11/05/2016

Winter is coming… Okay, now that we got that very necessary Game of Thrones reference out of the way, seriously—winter is coming!

There are a lot of ways that you will need to tackle the annual onslaught of cold air and snow, like taking winter clothes out of storage and winterizing your house, but one critical part of our daily lives that often gets left untreated when the winter air hits is our cars.
Winterizing your car is an important part of basic car maintenance, and skipping the annual routine of ensuring that your car is ready to handle the cold months ahead may cost you big down the line. Preparing your car to tackle the cold is easy, and only a few items will need to be checked by a professional mechanic during a regular maintenance appointment.

Tip 1: Check Your Tire Pressure

Just as the summer heat can affect your tire pressure, so can the cold. Cold air is more condensed than warm air, so tire pressure is often lower in the wintertime. Tire pressure drops an average of 1 psi for every 10 degrees the temperature drops.

Tip 2: Check or Change Your Tires

If you live in an area that expects regular, heavy snowfall, be sure to speak with your mechanic or tire store about adding snow tires or chains to your car. However, if you live in a place that suffers from chill but not snow, be sure to check your tire tread and wear. Black ice and other hazardous road conditions can appear out of nowhere in the winter, so arm yourself with the traction you need and be sure that your tires are up to snuff.

Tip 3: Check Your Battery

Did you know that the cold can decrease your battery’s power in the winter? Some estimates say that, compared to summertime power, car batteries can lose almost half of their power in the winter. Worse still, in the winter your engine requires more power from your battery to start, making winter a peak time for battery failures. Take a trip to your local auto supply retailer and get your battery a load test to see if it needs to be replaced before you hit the road.

Tip 4: Check Your Antifreeze

Your local auto parts store carries antifreeze testers, so grab one and test the mixture of your radiator’s fluid. The appropriate mix is 50-50: 50% water to 50% antifreeze to prevent coolant from freezing.

Tip 5: Change Your Wiper Blades and Check Your Wiper Fluid

Anyone who has driven in the winter knows that your windshield can go from completely clean to almost impossible to see through in a matter of minutes. Winter precipitation and road salts can often worsen the situation, so wiper fluid and blade maintenance is vital to keeping you safe on the road.

Unless you have replaced your wiper blades in the past few months, now is the time to change those blades. Depending on where you live, you may want to opt for winter-ready blades instead. Top off your wiper fluid to be certain that you have everything you need for a clean, clear windshield no matter the weather.

Tip 6: Change Your Oil

Cold weather impacts your oil too by reducing its viscosity and effectiveness. Your engine needs smooth, clean oil to run at during critical weather, so be sure that you’re not leaving thick, gunky oil in your car when your engine needs the most lubrication.

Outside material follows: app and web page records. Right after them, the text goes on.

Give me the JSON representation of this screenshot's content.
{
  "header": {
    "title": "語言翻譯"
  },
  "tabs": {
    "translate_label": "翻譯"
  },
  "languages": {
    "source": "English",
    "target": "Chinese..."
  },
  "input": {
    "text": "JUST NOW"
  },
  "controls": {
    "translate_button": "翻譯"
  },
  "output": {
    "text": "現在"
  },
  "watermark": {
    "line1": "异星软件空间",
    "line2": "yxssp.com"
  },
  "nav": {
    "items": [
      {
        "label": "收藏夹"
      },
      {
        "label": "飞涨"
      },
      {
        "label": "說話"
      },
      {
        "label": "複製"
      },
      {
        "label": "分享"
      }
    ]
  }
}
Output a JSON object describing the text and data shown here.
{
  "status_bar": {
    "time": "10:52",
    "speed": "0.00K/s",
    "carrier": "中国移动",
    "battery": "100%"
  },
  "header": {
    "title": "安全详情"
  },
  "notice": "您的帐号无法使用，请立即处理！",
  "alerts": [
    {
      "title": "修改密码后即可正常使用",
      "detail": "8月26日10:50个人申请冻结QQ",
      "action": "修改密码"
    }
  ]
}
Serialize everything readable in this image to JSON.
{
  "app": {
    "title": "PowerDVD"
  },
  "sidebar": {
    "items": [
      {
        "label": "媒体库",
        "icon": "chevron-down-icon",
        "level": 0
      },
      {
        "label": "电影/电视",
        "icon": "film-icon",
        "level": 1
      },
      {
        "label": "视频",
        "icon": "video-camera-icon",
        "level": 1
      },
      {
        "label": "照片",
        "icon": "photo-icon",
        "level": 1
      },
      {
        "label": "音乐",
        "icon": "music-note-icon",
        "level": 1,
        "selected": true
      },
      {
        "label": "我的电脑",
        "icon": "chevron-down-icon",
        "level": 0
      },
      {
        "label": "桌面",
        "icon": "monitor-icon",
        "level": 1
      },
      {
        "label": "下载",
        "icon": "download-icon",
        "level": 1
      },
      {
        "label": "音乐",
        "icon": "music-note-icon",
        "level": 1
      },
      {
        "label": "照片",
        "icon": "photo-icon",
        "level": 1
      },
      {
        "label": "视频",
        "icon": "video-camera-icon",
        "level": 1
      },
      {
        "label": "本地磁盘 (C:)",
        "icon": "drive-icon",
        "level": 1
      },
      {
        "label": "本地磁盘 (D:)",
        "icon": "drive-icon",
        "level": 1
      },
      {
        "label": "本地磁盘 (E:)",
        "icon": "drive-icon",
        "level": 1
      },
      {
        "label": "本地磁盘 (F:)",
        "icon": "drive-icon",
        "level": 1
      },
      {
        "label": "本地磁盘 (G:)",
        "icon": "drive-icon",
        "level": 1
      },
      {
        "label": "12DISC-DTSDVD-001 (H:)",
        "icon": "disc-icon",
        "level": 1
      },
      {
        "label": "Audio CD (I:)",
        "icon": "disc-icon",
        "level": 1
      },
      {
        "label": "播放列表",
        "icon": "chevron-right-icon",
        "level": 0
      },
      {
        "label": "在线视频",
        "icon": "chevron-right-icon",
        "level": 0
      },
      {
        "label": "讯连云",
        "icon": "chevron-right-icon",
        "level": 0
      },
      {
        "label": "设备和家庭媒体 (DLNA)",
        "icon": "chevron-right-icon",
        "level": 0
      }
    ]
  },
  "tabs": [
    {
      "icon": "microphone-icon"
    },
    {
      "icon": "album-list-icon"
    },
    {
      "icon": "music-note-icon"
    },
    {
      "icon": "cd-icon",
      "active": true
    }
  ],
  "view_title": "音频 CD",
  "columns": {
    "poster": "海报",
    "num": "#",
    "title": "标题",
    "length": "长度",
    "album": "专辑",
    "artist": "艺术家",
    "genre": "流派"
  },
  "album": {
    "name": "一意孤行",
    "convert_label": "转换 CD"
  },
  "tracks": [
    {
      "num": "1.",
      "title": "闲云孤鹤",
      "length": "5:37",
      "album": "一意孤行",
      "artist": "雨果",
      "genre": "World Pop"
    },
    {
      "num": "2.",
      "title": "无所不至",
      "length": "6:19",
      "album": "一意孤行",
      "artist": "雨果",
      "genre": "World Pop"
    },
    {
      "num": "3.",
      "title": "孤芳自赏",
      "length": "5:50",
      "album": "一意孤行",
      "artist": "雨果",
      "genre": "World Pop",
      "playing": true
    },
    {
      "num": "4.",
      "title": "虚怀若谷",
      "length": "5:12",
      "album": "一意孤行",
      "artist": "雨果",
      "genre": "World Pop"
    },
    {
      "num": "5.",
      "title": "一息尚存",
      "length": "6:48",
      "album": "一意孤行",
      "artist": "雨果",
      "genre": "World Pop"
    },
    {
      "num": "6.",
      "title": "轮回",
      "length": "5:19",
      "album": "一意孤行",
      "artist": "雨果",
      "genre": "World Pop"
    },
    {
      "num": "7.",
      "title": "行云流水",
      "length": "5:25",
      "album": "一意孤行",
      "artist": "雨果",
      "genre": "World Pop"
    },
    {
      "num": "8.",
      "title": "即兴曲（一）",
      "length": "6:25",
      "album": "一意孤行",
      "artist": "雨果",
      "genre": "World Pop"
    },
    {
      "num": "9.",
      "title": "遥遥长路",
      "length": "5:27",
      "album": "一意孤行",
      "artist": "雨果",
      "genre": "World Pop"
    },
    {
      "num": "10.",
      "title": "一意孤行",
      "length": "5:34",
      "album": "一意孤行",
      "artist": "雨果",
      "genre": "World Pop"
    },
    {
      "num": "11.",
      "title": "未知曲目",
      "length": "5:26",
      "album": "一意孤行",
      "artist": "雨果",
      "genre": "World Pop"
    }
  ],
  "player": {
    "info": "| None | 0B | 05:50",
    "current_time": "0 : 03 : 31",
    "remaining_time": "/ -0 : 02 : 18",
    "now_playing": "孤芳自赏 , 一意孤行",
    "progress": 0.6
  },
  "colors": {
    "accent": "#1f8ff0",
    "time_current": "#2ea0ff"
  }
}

Tip 7: Have a Mechanic Check Your Hoses and Belts

Your belts and hoses are more likely to be weak and snap during the winter because of the effect the cold temperatures have on rubber. A simple mechanic’s maintenance check can change out those old and worn hoses and belts, which may very well prevent you from freezing on the side of the road while you wait for a tow truck.

Tip 8: Stock Your Car with Winter and Emergency Supplies

Accidents can happen at any time, and the best way to stay safe is to have the essentials you need to get by should the worst happen. Simple winter emergency supplies that you may consider keeping in your car include spare blankets, road flares, a folding shovel, and an ice scraper.

Some additional emergency items you may want to consider keeping in your car are a portable air compressor, a radio, a flashlight, extra coolant, extra engine oil, and a good pair of boots.